Today is International Women’s Day. It’s a day to recognize and celebrate women around the world, but in nearly every part of the world, women are still considered second-class citizens. Even in the United States, the gender pay gap provides one of the most irrefutable pieces of evidence that equality is far from a reality.
With that in mind, let’s review some key statistics:
- Women hold only 16% of corporate board seats.
- Women hold only 14% of executive officer positions.
- Women hold only 8% of top earner slots.
[Tweet “Women hold only 14% of C-suite positions in U.S. companies.”]
These statistics related to the gender gap in business have barely changed in the last decade (actually, even longer) despite the fact that research has shown:

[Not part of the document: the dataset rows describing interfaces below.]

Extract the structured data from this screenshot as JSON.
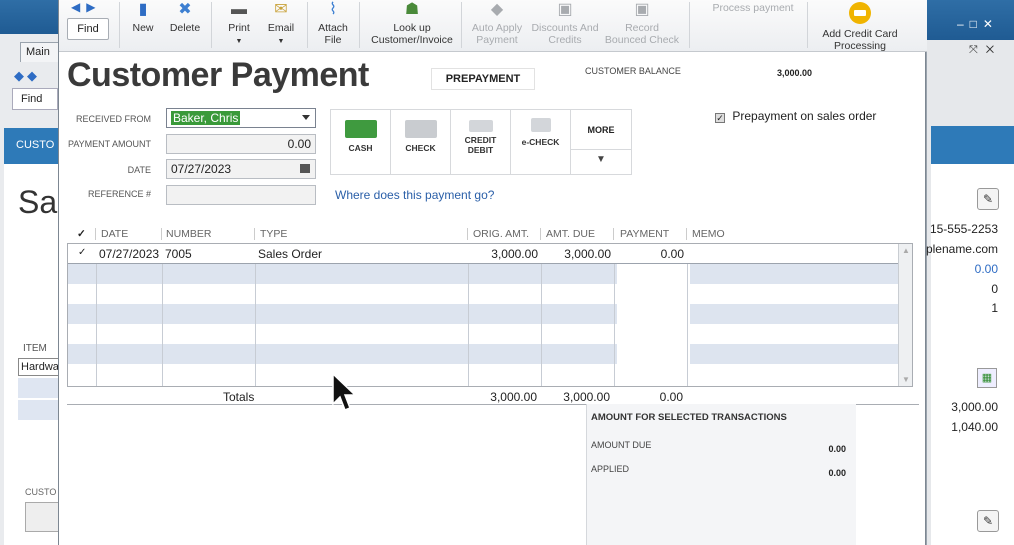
{
  "background_left": {
    "tab_main": "Main",
    "find_label": "Find",
    "header_label": "CUSTO",
    "big_title": "Sa",
    "item_label": "ITEM",
    "item_value": "Hardwa",
    "custo_label": "CUSTO"
  },
  "background_right": {
    "phone": "15-555-2253",
    "email": "plename.com",
    "val1": "0.00",
    "val2": "0",
    "val3": "1",
    "amt1": "3,000.00",
    "amt2": "1,040.00"
  },
  "toolbar": {
    "find": "Find",
    "new": "New",
    "delete": "Delete",
    "print": "Print",
    "email": "Email",
    "attach_line1": "Attach",
    "attach_line2": "File",
    "lookup_line1": "Look up",
    "lookup_line2": "Customer/Invoice",
    "auto_apply_line1": "Auto Apply",
    "auto_apply_line2": "Payment",
    "discounts_line1": "Discounts And",
    "discounts_line2": "Credits",
    "record_line1": "Record",
    "record_line2": "Bounced Check",
    "process_payment": "Process payment",
    "add_cc_line1": "Add Credit Card",
    "add_cc_line2": "Processing"
  },
  "form": {
    "title": "Customer Payment",
    "prepayment_tag": "PREPAYMENT",
    "customer_balance_label": "CUSTOMER BALANCE",
    "customer_balance_value": "3,000.00",
    "received_from_label": "RECEIVED FROM",
    "received_from_value": "Baker, Chris",
    "payment_amount_label": "PAYMENT AMOUNT",
    "payment_amount_value": "0.00",
    "date_label": "DATE",
    "date_value": "07/27/2023",
    "reference_label": "REFERENCE #",
    "reference_value": "",
    "where_link": "Where does this payment go?",
    "prepay_checkbox_label": "Prepayment on sales order"
  },
  "payment_methods": {
    "cash": "CASH",
    "check": "CHECK",
    "credit_line1": "CREDIT",
    "credit_line2": "DEBIT",
    "echeck": "e-CHECK",
    "more": "MORE"
  },
  "table": {
    "headers": {
      "check": "✓",
      "date": "DATE",
      "number": "NUMBER",
      "type": "TYPE",
      "orig_amt": "ORIG. AMT.",
      "amt_due": "AMT. DUE",
      "payment": "PAYMENT",
      "memo": "MEMO"
    },
    "rows": [
      {
        "check": "✓",
        "date": "07/27/2023",
        "number": "7005",
        "type": "Sales Order",
        "orig_amt": "3,000.00",
        "amt_due": "3,000.00",
        "payment": "0.00",
        "memo": ""
      }
    ],
    "totals": {
      "label": "Totals",
      "orig_amt": "3,000.00",
      "amt_due": "3,000.00",
      "payment": "0.00"
    }
  },
  "amount_panel": {
    "header": "AMOUNT FOR SELECTED TRANSACTIONS",
    "amount_due_label": "AMOUNT DUE",
    "amount_due_value": "0.00",
    "applied_label": "APPLIED",
    "applied_value": "0.00"
  },
  "colors": {
    "title_bar": "#1f5b93",
    "accent_band": "#2e7ab8",
    "selection_green": "#3a9a3a",
    "row_stripe": "#dde4ef",
    "link": "#2a5fa8"
  },
  "icons": {
    "nav_back": "arrow-left-icon",
    "nav_forward": "arrow-right-icon",
    "new": "new-document-icon",
    "delete": "delete-x-icon",
    "print": "printer-icon",
    "email": "envelope-icon",
    "attach": "paperclip-icon",
    "lookup": "people-icon",
    "cursor": "mouse-pointer-icon"
  }
}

- One woman on a corporate board equates to 40% fewer accounting errors.
- Companies with the highest percentages of women board directors outperform those with the least for return on equity by 53%.
- Companies with the highest percentages of women board directors outperform those with the least for return on sales by 42%.

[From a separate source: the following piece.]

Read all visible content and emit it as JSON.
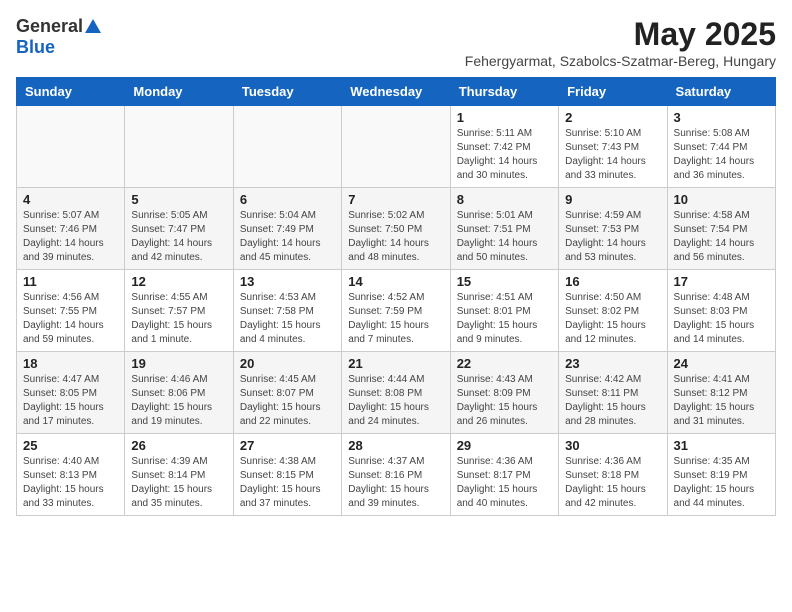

- Companies with the highest percentages of women board directors outperform those with the least for return on invested capital by 66%.

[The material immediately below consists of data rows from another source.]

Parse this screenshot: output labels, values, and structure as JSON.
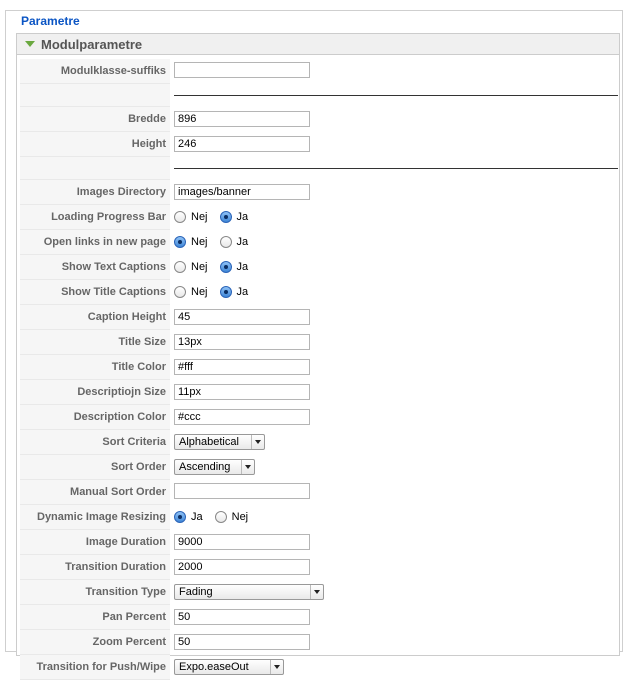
{
  "fieldset": {
    "legend": "Parametre"
  },
  "panel": {
    "title": "Modulparametre"
  },
  "fields": {
    "modulklasse_suffiks": {
      "label": "Modulklasse-suffiks",
      "value": ""
    },
    "bredde": {
      "label": "Bredde",
      "value": "896"
    },
    "height": {
      "label": "Height",
      "value": "246"
    },
    "images_directory": {
      "label": "Images Directory",
      "value": "images/banner"
    },
    "loading_progress_bar": {
      "label": "Loading Progress Bar",
      "options": [
        "Nej",
        "Ja"
      ],
      "selected": "Ja"
    },
    "open_links_new_page": {
      "label": "Open links in new page",
      "options": [
        "Nej",
        "Ja"
      ],
      "selected": "Nej"
    },
    "show_text_captions": {
      "label": "Show Text Captions",
      "options": [
        "Nej",
        "Ja"
      ],
      "selected": "Ja"
    },
    "show_title_captions": {
      "label": "Show Title Captions",
      "options": [
        "Nej",
        "Ja"
      ],
      "selected": "Ja"
    },
    "caption_height": {
      "label": "Caption Height",
      "value": "45"
    },
    "title_size": {
      "label": "Title Size",
      "value": "13px"
    },
    "title_color": {
      "label": "Title Color",
      "value": "#fff"
    },
    "description_size": {
      "label": "Descriptiojn Size",
      "value": "11px"
    },
    "description_color": {
      "label": "Description Color",
      "value": "#ccc"
    },
    "sort_criteria": {
      "label": "Sort Criteria",
      "value": "Alphabetical"
    },
    "sort_order": {
      "label": "Sort Order",
      "value": "Ascending"
    },
    "manual_sort_order": {
      "label": "Manual Sort Order",
      "value": ""
    },
    "dynamic_image_resizing": {
      "label": "Dynamic Image Resizing",
      "options": [
        "Ja",
        "Nej"
      ],
      "selected": "Ja"
    },
    "image_duration": {
      "label": "Image Duration",
      "value": "9000"
    },
    "transition_duration": {
      "label": "Transition Duration",
      "value": "2000"
    },
    "transition_type": {
      "label": "Transition Type",
      "value": "Fading"
    },
    "pan_percent": {
      "label": "Pan Percent",
      "value": "50"
    },
    "zoom_percent": {
      "label": "Zoom Percent",
      "value": "50"
    },
    "transition_push_wipe": {
      "label": "Transition for Push/Wipe",
      "value": "Expo.easeOut"
    }
  },
  "colors": {
    "legend": "#0b55c4",
    "triangle": "#6aa83f",
    "radio_checked": "#3f86d6"
  }
}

- Women CEOs produce equity returns 226% better than the S&P 500.
- Companies led by women perform three times better than the S&P 500.
- A high-performance culture is more likely to exist in a company when there is gender diversity at the most senior level.
- Organizations with the strongest cultural and financial performance have the highest proportion of women on their executive boards.
- Shares of companies with a market capitalization of more than $10 billion and with women board members outperform comparable businesses with all-male boards by 26%.
- Companies with at least three female board members have better ESG (environmental, social, and governance; i.e., sustainability) performance.
Despite the fact that back in 2013 mothers were already the primary breadwinners in 40% of U.S. homes (and that number has likely risen since then), the gender wage gap persists. That means the gender wage gap is causing families—and ultimately, the economy—to suffer.
You can find these statistics and more in the articles below:
- 2013 Women and the Gender Gap Statistics
- 2012 Women and the Gender Gap Statistics
- Gender Wage Gap by the Numbers
- One Woman on a Corporate Board Equals Fewer Accounting Errors
- A Lack of Gender Diversity in Leadership is Hurting Companies
- Stocks Go up When Women are on Corporate Boards
- More Female Board Members Equals Improved Sustainability Performance
- Mothers are Now the Primary Breadwinners in 1 out of 10 U.S. Households
- Companies with More Women Board Directors Experience Higher Financial Performance
- Women-led Companies Perform Three Times Better than the S&P 500
And check out the gender pay gap infographic below to see just how big the problem is.
This is a really interesting article. In the UK we have very similar problems. We also have what is known as the motherhood penalty and the part-time gender pay gap. The part-time pay gap is huge and is closing at at even slower rate than the full time gender pay gap.